Problem requirements:
Lines with the word "true" in them must be copied from the records below.

Stored items:
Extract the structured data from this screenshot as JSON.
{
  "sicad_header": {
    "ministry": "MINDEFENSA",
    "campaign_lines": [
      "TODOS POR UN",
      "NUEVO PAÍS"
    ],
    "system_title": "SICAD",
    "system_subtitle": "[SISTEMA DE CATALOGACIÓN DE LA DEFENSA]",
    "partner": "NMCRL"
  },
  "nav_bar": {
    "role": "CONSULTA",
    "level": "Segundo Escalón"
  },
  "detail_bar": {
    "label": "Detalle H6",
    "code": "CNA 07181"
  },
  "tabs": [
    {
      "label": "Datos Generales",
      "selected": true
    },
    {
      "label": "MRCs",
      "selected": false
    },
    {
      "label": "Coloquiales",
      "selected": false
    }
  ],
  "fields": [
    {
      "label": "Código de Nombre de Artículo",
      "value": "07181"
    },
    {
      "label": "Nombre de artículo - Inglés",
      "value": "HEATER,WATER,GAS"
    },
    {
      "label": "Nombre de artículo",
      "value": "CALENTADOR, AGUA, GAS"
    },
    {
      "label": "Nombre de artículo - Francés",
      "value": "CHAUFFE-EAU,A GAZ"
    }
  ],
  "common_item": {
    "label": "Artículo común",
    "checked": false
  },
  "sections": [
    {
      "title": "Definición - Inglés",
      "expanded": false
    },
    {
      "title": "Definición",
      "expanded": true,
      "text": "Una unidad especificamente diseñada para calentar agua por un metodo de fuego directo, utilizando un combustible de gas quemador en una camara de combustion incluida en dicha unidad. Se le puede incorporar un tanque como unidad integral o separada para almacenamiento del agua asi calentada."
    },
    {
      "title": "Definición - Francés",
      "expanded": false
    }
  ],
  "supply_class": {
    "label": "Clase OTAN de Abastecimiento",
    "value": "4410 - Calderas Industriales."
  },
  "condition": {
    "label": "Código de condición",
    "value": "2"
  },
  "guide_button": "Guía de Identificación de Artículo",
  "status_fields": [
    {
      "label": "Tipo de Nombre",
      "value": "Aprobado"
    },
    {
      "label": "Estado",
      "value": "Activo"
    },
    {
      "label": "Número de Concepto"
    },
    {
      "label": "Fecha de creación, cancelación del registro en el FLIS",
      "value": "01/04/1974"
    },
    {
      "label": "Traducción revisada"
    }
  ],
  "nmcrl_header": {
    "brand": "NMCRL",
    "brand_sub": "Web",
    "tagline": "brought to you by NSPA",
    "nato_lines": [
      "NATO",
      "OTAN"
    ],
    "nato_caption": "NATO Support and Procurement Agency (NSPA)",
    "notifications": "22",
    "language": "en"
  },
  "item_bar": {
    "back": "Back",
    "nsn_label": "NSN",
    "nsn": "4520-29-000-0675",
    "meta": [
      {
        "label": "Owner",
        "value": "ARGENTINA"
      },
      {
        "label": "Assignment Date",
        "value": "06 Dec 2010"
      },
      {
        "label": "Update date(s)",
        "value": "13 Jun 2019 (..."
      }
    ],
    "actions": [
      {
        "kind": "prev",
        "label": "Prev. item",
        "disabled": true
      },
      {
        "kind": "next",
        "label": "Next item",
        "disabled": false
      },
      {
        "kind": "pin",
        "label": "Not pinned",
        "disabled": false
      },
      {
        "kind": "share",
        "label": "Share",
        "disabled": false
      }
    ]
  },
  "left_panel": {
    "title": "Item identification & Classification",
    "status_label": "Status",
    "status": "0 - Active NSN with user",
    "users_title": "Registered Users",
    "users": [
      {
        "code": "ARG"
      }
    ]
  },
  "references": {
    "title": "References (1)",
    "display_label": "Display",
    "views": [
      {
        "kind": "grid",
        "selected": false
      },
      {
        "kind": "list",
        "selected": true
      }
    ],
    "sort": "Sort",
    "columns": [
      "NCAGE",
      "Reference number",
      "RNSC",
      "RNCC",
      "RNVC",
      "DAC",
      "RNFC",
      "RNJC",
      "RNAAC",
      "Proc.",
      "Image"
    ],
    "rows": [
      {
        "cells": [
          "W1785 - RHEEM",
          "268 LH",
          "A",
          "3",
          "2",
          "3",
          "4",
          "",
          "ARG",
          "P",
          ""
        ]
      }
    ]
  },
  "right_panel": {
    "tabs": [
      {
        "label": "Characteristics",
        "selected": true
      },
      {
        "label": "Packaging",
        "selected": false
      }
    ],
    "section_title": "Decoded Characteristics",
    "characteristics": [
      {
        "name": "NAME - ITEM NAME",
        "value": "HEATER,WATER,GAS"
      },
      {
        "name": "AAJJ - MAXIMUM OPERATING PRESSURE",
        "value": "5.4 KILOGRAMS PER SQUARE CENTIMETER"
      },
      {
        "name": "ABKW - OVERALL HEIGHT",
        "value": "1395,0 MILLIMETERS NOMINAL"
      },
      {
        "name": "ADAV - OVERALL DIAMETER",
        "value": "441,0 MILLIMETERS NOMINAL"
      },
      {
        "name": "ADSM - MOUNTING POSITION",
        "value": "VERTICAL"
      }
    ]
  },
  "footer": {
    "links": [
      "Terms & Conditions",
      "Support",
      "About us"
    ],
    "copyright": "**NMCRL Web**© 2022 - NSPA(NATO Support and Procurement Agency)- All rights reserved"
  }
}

Response area:
      "selected": true
      "expanded": true,
        "disabled": true
        "selected": true
        "selected": true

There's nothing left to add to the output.